AP noted that White House officials outlined their strategy, saying that immediate change is needed. Expect the subject to get significant play in President Donald J. Trump’s Jan. 30th State of the Union address. The President and Cabinet officials will promote this issue on conservative media. Critics note the administration’s supporting data has been misleading.
Scaling back or eliminating family-based immigration is a radical departure from policies of the past three decades. A merit-based system would favor education and job potential. The AP report indicated it appears that President Trump wants to trade giving legal status to approximately 700,000 Dreamers, undocumented young people brought to the U.S. by their families, for this dramatic overhaul to the immigration system.
Researchers have countered that family-based immigration is at the heart of this country.
It is of crucial importance that people who favor the continuation of family-based immigration contact their representatives in federal and state government to make their voices heard.
Visa Waiver Tightens Security
The Visa Waiver Program (VWP) allows citizens of 38 countries, including France, Japan and Great Britain, to enter the United States without a visa for business or tourism and stay no more than 90 days. Last week, Secretary of Homeland Security Kirstjen M. Nielsen announced that DHS is taking steps to strengthen national security and immigration enforcement with regard to the VWP.

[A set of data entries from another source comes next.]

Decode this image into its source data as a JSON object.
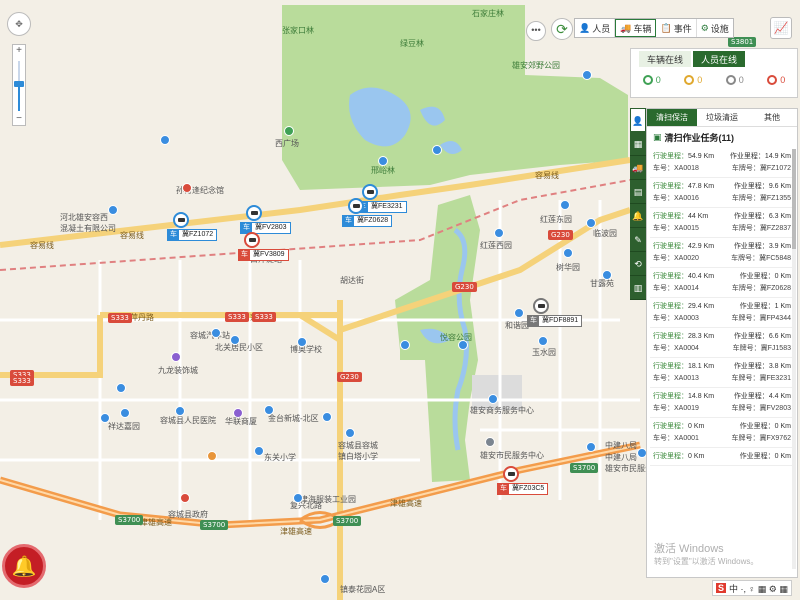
{
  "map": {
    "labels": [
      {
        "text": "张家口林",
        "cls": "green"
      },
      {
        "text": "石家庄林",
        "cls": "green"
      },
      {
        "text": "绿豆林",
        "cls": "green"
      },
      {
        "text": "雄安郊野公园",
        "cls": "green"
      },
      {
        "text": "西广场",
        "cls": ""
      },
      {
        "text": "邢峪林",
        "cls": "green"
      },
      {
        "text": "孙奇逢纪念馆",
        "cls": ""
      },
      {
        "text": "河北雄安容西\n混凝土有限公司",
        "cls": ""
      },
      {
        "text": "白洋淀站",
        "cls": ""
      },
      {
        "text": "红莲东园",
        "cls": ""
      },
      {
        "text": "红莲西园",
        "cls": ""
      },
      {
        "text": "临波园",
        "cls": ""
      },
      {
        "text": "树华园",
        "cls": ""
      },
      {
        "text": "甘露苑",
        "cls": ""
      },
      {
        "text": "和谐园",
        "cls": ""
      },
      {
        "text": "玉水园",
        "cls": ""
      },
      {
        "text": "容城汽车站",
        "cls": ""
      },
      {
        "text": "北关居民小区",
        "cls": ""
      },
      {
        "text": "博奥学校",
        "cls": ""
      },
      {
        "text": "九龙装饰城",
        "cls": ""
      },
      {
        "text": "容城县人民医院",
        "cls": ""
      },
      {
        "text": "华联商厦",
        "cls": ""
      },
      {
        "text": "金台新城-北区",
        "cls": ""
      },
      {
        "text": "祥达嘉园",
        "cls": ""
      },
      {
        "text": "东关小学",
        "cls": ""
      },
      {
        "text": "容城县容城\n镇白塔小学",
        "cls": ""
      },
      {
        "text": "雄安商务服务中心",
        "cls": ""
      },
      {
        "text": "雄安市民服务中心",
        "cls": ""
      },
      {
        "text": "津海服装工业园",
        "cls": ""
      },
      {
        "text": "容城县政府",
        "cls": ""
      },
      {
        "text": "镇泰花园A区",
        "cls": ""
      },
      {
        "text": "中建八局",
        "cls": ""
      },
      {
        "text": "中建八局\n雄安市民服务中心",
        "cls": ""
      },
      {
        "text": "悦容公园",
        "cls": "green"
      },
      {
        "text": "胡达街",
        "cls": ""
      },
      {
        "text": "复兴北路",
        "cls": ""
      }
    ],
    "roads": [
      "容易线",
      "容易线",
      "容易线",
      "萍丹路",
      "萍丹路",
      "津雄高速",
      "津雄高速",
      "津雄高速"
    ],
    "shields": [
      "G230",
      "G230",
      "G230",
      "S333",
      "S333",
      "S333",
      "S333",
      "S333",
      "S3700",
      "S3700",
      "S3700",
      "S3700",
      "S3801"
    ],
    "vehicles": [
      {
        "plate": "冀FZ1072",
        "pin": "blue",
        "tag": "blue"
      },
      {
        "plate": "冀FV2803",
        "pin": "blue",
        "tag": "blue"
      },
      {
        "plate": "冀FV3809",
        "pin": "redp",
        "tag": "red"
      },
      {
        "plate": "冀FE3231",
        "pin": "blue",
        "tag": "blue"
      },
      {
        "plate": "冀FZ0628",
        "pin": "blue",
        "tag": "blue"
      },
      {
        "plate": "冀FDF8891",
        "pin": "gray",
        "tag": "gray"
      },
      {
        "plate": "冀FZ03C5",
        "pin": "redp",
        "tag": "red"
      }
    ],
    "car_prefix": "车"
  },
  "controls": {
    "compass_icon": "compass-icon",
    "zoom_in": "+",
    "zoom_out": "−",
    "more": "•••",
    "refresh": "⟳",
    "alarm": "🔔",
    "stats": "📈"
  },
  "toolbar": {
    "items": [
      {
        "icon": "👤",
        "label": "人员",
        "active": false
      },
      {
        "icon": "🚚",
        "label": "车辆",
        "active": true
      },
      {
        "icon": "📋",
        "label": "事件",
        "active": false
      },
      {
        "icon": "⚙",
        "label": "设施",
        "active": false
      }
    ]
  },
  "online": {
    "tabs": [
      {
        "label": "车辆在线",
        "active": false
      },
      {
        "label": "人员在线",
        "active": true
      }
    ],
    "counts": [
      {
        "cls": "green",
        "value": "0"
      },
      {
        "cls": "yellow",
        "value": "0"
      },
      {
        "cls": "gray",
        "value": "0"
      },
      {
        "cls": "red",
        "value": "0"
      }
    ]
  },
  "side_icons": [
    "👤",
    "▦",
    "🚚",
    "▤",
    "🔔",
    "✎",
    "⟲",
    "▥"
  ],
  "tasks": {
    "tabs": [
      {
        "label": "清扫保洁",
        "active": true
      },
      {
        "label": "垃圾清运",
        "active": false
      },
      {
        "label": "其他",
        "active": false
      }
    ],
    "title": "清扫作业任务(11)",
    "labels": {
      "drive": "行驶里程：",
      "work": "作业里程：",
      "car": "车号：",
      "plate": "车牌号："
    },
    "items": [
      {
        "drive": "54.9 Km",
        "work": "14.9 Km",
        "car": "XA0018",
        "plate": "冀FZ1072"
      },
      {
        "drive": "47.8 Km",
        "work": "9.6 Km",
        "car": "XA0016",
        "plate": "冀FZ1355"
      },
      {
        "drive": "44 Km",
        "work": "6.3 Km",
        "car": "XA0015",
        "plate": "冀FZ2837"
      },
      {
        "drive": "42.9 Km",
        "work": "3.9 Km",
        "car": "XA0020",
        "plate": "冀FC5848"
      },
      {
        "drive": "40.4 Km",
        "work": "0 Km",
        "car": "XA0014",
        "plate": "冀FZ0628"
      },
      {
        "drive": "29.4 Km",
        "work": "1 Km",
        "car": "XA0003",
        "plate": "冀FP4344"
      },
      {
        "drive": "28.3 Km",
        "work": "6.6 Km",
        "car": "XA0004",
        "plate": "冀FJ1583"
      },
      {
        "drive": "18.1 Km",
        "work": "3.8 Km",
        "car": "XA0013",
        "plate": "冀FE3231"
      },
      {
        "drive": "14.8 Km",
        "work": "4.4 Km",
        "car": "XA0019",
        "plate": "冀FV2803"
      },
      {
        "drive": "0 Km",
        "work": "0 Km",
        "car": "XA0001",
        "plate": "冀FX9762"
      },
      {
        "drive": "0 Km",
        "work": "0 Km",
        "car": "",
        "plate": ""
      }
    ]
  },
  "watermark": {
    "title": "激活 Windows",
    "sub": "转到\"设置\"以激活 Windows。"
  },
  "ime": {
    "s": "S",
    "text": "中 ·, ♀ ▦ ⚙ ▦"
  }
}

Enhancements will include requiring VWP countries to use counterterrorism information to better screen travelers, assessing VWP countries to ensure they implement the safeguards, and requiring certain VWP countries to initiate public information campaigns to reduce people overstaying the allotted 90 days.

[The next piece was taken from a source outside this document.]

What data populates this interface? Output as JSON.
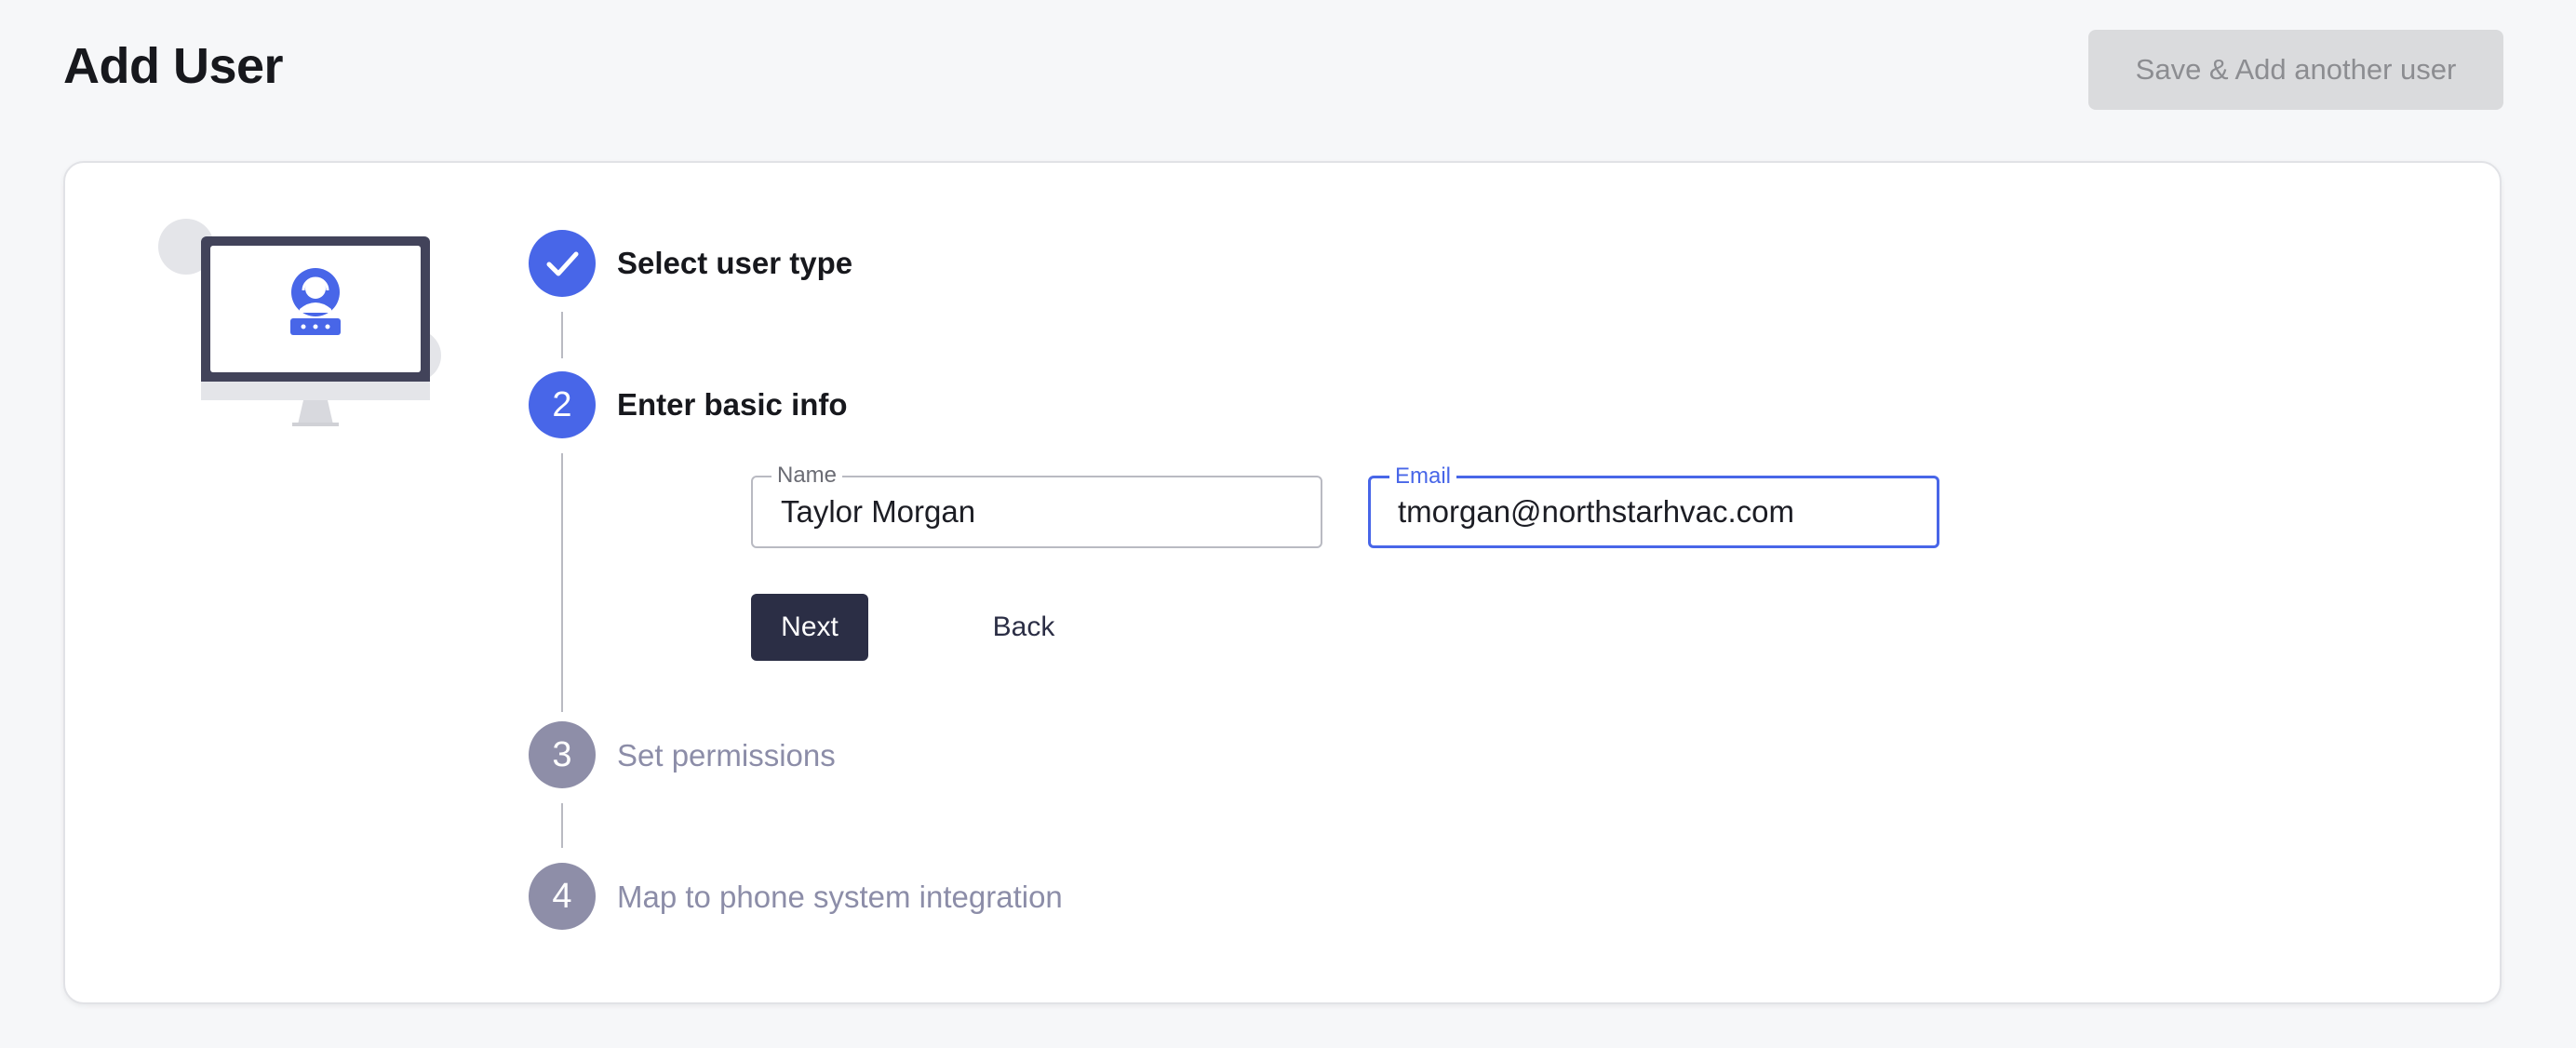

TPS Extended for Honduras
Temporary Protected Status (TPS), which allows people to remain in the U.S. under a humanitarian program for citizens of countries that are war ravaged or plagued by natural disasters, has been extended to July 5, 2018 for nationals of Honduras.
TPS status for nationals of Nicaragua is set to expire on Jan. 5, 2018. Individuals have until Jan. 5, 2019 to depart the U.S. or transition to an alternate status.
DHS Ends TPS for El Salvador
Department of Homeland Security (DHS) announced their decision to end the Temporary Protected Status (TPS) for nationals of El Salvador. Individuals have until Sept. 9, 2019 to leave the United States, find another legal way to stay in the United States or face deportation.
TPS has also been terminated for Sudan, Nicaragua and Haiti. This year DHS will review whether to extend TPS for Syria, Nepal, Honduras, Yemen and Somalia.